■ **Instructions for the task**
List all the lines in these records that hold "text".

■ **Dataset entries**
..........

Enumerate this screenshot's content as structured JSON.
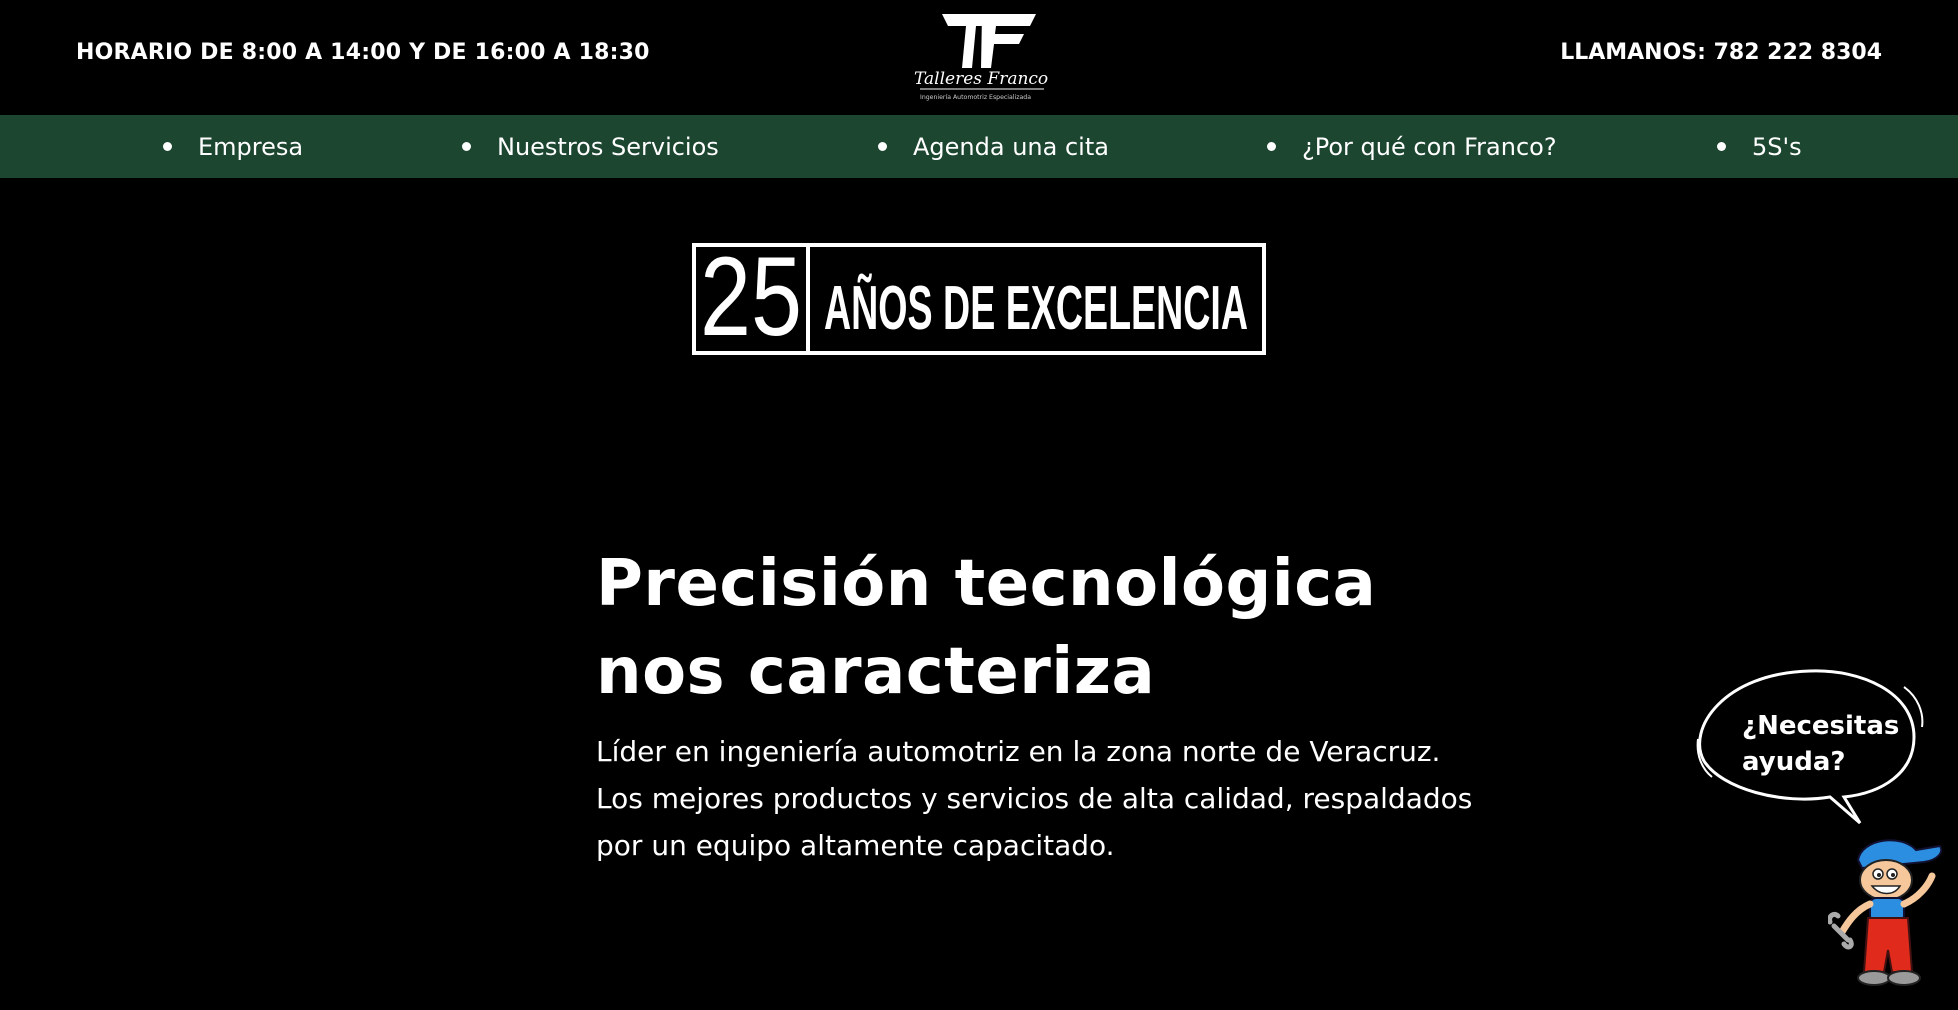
{
  "header": {
    "hours": "HORARIO DE 8:00 A 14:00 Y DE 16:00 A 18:30",
    "phone": "LLAMANOS: 782 222 8304",
    "logo": {
      "brand_script": "Talleres Franco",
      "tagline": "Ingeniería Automotriz Especializada"
    }
  },
  "nav": {
    "items": [
      {
        "label": "Empresa"
      },
      {
        "label": "Nuestros Servicios"
      },
      {
        "label": "Agenda una cita"
      },
      {
        "label": "¿Por qué con Franco?"
      },
      {
        "label": "5S's"
      }
    ]
  },
  "badge": {
    "number": "25",
    "text": "AÑOS DE EXCELENCIA"
  },
  "hero": {
    "headline_line1": "Precisión tecnológica",
    "headline_line2": "nos caracteriza",
    "lead_line1": "Líder en ingeniería automotriz en la zona norte de Veracruz.",
    "lead_line2": "Los mejores productos y servicios de alta calidad, respaldados",
    "lead_line3": "por un equipo altamente capacitado."
  },
  "help_widget": {
    "line1": "¿Necesitas",
    "line2": "ayuda?",
    "mascot": "mechanic-mascot-icon"
  },
  "colors": {
    "background": "#000000",
    "nav_background": "#1c4630",
    "text": "#ffffff",
    "mascot_blue": "#2b8ee0",
    "mascot_red": "#e02a1c"
  }
}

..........

■ **Result**
    "text": "AÑOS DE EXCELENCIA"
    "text": "#ffffff",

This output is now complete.